Traditionally, many starshells are named after flowers which they resemble. The terms concerning willows, kamuros, brocades, diadems etc can be very confusing sometimes, and usage varies from factory to factory. Here are the definitions which we think are most widespread.
Stars which fly and spin erratically, emitting sparks in many directions.
Origin: "lace". A descriptive term which can be applied to shells of many shapes. In Brocade shells the stars emit trails of sparks as they fall, usually golden and brighter than the trails emitted in chrysanthemums
One of the most common "classic" shells. The burst should be symmetrical with one or more concentric spheres of comet stars (which trail sparks). Larger Chrysanthemums with multiple layers are referred to as "double" and "triple".
Similar to a Palm
, but with more and smaller "fronds".
Stars with multiple layers - they change colour as they radiate outwards.
A sound effect - stars crackle as they travel
ignition of stars is delayed, each star appearing as its secondary burst splits it into four parts, creating an criss-crossing network of comet trails. Also referred to as "Shuttle".
Refers to just that, a crown and thus the shape of the bursting shell. Confusion comes from the fact that all crowns are not created equal; so are we referring to the golden crown of a king with its slightly arched over pointed tips or the tiara of a beauty queen? In fireworks, we believe we should stick to the former and remember that these pointed crowns often had a jewels at their tip - hence stars which flash brightly before they extinguish.
Named after the flower. Spherical like the flower, but with fewer, larger, brighter comet stars than a chrysanthemum.
Refers to jewel, usually rubies and emeralds but of course includes diamonds and I suppose could be extended to include amethyst, topaz etc. The important thing is that each respective jewel connotes a corresponding colour. It would be fair to think that if someone decides to name a shell a ruby diadem, that we should expect to see some red. I believe that many have chosen this description in place of saying red tipped chrysanthemum.
An intense yellow-orange colour, named after the pigment - a gum resin from various Asian trees of the genus Garcinia, also used as a herbal remedy for constipation and indigestion!
Kamuro: A Japanese reference to long hair or perhaps more specifically a bowl shaped cut. (This may depend on deferent dialects of Japanese or simply barbers.) Nevertheless everyone expects to see a long burning hanging shell looking like an umbrella or "bowl haircut" Should be symmetric and less bushy than a willow, almost perfectly round, and may or may not reach the ground (depending on your barber and the firing site!)

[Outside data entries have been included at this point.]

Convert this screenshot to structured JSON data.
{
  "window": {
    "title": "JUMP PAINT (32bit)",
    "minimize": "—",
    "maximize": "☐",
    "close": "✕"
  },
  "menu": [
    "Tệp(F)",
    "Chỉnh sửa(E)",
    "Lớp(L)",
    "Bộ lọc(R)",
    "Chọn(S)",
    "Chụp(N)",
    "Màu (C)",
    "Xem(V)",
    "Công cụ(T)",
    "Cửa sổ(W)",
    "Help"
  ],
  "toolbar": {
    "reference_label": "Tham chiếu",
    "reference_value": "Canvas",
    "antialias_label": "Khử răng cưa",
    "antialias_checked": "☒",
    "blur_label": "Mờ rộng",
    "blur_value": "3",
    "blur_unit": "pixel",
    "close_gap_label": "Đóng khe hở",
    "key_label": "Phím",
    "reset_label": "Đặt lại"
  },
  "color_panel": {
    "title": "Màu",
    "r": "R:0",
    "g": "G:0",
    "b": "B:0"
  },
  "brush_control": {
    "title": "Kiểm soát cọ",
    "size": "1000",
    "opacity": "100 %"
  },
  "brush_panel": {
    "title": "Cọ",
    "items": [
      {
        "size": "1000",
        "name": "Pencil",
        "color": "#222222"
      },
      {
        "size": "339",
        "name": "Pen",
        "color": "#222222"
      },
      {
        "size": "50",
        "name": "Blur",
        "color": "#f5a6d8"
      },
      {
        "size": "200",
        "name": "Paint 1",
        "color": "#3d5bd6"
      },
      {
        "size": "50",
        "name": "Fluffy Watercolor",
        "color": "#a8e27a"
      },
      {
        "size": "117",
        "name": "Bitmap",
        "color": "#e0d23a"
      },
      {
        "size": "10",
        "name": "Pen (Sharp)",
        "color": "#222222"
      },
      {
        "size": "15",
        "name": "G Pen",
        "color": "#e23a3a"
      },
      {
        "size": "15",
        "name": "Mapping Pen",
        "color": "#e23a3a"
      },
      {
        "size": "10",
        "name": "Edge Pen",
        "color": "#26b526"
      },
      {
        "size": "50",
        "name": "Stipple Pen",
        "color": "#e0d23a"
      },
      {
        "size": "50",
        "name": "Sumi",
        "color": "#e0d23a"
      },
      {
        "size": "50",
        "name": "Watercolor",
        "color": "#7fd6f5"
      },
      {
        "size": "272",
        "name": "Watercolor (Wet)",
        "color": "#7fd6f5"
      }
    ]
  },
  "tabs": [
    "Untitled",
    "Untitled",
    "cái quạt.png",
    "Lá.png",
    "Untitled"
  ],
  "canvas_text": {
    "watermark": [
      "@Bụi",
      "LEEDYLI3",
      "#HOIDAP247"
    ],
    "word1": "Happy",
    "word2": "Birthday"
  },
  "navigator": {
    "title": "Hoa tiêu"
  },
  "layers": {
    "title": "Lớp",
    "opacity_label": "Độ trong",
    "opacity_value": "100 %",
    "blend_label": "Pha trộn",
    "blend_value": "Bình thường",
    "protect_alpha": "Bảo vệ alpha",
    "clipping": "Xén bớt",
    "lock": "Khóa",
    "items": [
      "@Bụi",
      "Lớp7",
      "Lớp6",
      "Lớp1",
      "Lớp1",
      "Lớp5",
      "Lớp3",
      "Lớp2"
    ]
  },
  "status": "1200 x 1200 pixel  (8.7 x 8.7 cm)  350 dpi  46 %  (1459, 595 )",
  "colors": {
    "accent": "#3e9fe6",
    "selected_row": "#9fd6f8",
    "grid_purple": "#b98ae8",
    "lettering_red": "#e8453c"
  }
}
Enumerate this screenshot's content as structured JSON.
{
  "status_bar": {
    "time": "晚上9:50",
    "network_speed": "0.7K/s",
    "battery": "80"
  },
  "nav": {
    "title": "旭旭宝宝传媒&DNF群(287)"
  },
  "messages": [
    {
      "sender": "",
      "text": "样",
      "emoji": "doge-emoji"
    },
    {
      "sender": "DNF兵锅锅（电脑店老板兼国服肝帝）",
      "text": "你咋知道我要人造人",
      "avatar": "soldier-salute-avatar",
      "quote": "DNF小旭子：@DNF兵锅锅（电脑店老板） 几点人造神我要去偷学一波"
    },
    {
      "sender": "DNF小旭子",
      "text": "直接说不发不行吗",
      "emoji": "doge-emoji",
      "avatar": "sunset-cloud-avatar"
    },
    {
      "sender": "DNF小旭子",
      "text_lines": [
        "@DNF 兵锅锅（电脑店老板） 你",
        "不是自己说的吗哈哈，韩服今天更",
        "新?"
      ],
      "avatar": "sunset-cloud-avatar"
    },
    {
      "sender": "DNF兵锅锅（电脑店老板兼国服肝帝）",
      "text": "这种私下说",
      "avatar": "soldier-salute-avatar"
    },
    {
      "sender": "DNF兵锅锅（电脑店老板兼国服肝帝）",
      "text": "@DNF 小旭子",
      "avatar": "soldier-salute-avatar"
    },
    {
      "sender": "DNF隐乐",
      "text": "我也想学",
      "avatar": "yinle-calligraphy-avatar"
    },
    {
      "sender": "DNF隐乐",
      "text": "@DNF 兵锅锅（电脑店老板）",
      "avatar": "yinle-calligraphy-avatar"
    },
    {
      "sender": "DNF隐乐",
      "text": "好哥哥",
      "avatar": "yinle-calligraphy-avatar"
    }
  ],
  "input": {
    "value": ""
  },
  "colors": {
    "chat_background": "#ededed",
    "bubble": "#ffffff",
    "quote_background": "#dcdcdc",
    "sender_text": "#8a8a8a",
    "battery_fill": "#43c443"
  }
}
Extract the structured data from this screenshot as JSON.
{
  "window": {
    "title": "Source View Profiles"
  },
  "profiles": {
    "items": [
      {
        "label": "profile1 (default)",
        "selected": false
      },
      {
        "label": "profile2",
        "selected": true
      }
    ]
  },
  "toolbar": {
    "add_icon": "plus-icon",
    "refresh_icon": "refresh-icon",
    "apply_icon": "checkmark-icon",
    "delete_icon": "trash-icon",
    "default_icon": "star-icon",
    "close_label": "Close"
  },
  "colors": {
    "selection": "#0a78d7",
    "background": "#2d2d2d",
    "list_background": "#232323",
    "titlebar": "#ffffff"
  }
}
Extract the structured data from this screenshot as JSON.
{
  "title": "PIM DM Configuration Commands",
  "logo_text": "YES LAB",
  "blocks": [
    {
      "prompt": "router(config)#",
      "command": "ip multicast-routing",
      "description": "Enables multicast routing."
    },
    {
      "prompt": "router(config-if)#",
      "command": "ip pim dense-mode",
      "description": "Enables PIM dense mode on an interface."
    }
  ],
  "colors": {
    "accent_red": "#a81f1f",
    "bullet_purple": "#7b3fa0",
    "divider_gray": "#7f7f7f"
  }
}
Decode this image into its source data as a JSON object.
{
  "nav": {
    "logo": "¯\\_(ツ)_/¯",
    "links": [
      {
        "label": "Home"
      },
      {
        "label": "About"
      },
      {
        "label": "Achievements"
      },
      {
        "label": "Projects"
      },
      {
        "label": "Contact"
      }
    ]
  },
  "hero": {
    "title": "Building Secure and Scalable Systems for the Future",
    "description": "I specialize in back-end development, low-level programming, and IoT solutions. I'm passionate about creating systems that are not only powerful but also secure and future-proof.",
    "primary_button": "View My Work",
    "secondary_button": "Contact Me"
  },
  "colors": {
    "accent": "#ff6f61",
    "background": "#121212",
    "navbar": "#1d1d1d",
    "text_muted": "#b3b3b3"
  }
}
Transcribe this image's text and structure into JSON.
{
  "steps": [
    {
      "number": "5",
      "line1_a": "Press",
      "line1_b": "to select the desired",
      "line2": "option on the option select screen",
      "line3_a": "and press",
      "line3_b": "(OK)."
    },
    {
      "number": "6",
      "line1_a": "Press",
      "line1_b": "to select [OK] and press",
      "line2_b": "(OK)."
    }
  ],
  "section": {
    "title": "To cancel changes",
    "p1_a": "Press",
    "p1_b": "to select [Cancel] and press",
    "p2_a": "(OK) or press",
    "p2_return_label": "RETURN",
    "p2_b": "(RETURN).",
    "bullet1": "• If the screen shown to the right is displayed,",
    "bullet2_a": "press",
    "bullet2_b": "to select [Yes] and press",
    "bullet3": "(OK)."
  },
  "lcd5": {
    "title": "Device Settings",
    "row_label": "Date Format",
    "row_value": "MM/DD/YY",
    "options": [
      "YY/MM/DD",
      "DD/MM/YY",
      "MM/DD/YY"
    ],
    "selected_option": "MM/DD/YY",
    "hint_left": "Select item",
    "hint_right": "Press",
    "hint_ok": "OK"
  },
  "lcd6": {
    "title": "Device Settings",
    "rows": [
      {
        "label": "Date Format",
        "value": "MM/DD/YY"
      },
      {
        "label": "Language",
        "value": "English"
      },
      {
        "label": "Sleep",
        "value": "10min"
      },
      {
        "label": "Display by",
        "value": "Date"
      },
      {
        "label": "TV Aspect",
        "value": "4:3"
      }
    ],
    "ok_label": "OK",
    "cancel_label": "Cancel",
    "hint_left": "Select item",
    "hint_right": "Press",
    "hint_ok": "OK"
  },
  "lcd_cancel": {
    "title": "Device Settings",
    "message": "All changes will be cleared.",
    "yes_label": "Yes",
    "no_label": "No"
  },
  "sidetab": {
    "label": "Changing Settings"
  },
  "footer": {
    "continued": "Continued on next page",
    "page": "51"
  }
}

A few large stars (usually 20) which emit sparks at right angles to the star's direction of travel, creating a "frond" effect. These shells often emit tails as they rise, resembling the tree trunk.
A 'classic' simple shell. Spherical like a chrysanthemum, but with ball stars, which do not trail sparks. (Our photo is, like most fireworks images, a time exposure).
An inner burst at the centre of a flower style firework.
A shell which burts into a coloured ring with a blank centre. Often in two colours.
A loud concussive report. Titanium salutes accompany this with a bright white flash caused by a cloud of titanium sparks burning.
A shell which breaks in an upward direction with relatively few, long-burning stars, thus resembling a creepy crawlie with too many legs. We've also seen the term "spider web" in use, but this seems to refer to a brocade-like effect.
Stars which burn dim and bright in rapid succession.
A shell which explodes into wiggling swimming stars.
Willow: Simply refers to the shape of the shell patterned after the weeping willow. To me they should be golden with a full bushy star and somewhat of a hanging branching pattern just like the tree. Note that they are not necessarily perfectly round. Also note that they are not spider-like as that term should be reserved for another shell.
A shell in which the stars are asymmetrical so they fly with a wriggling or spiraling path.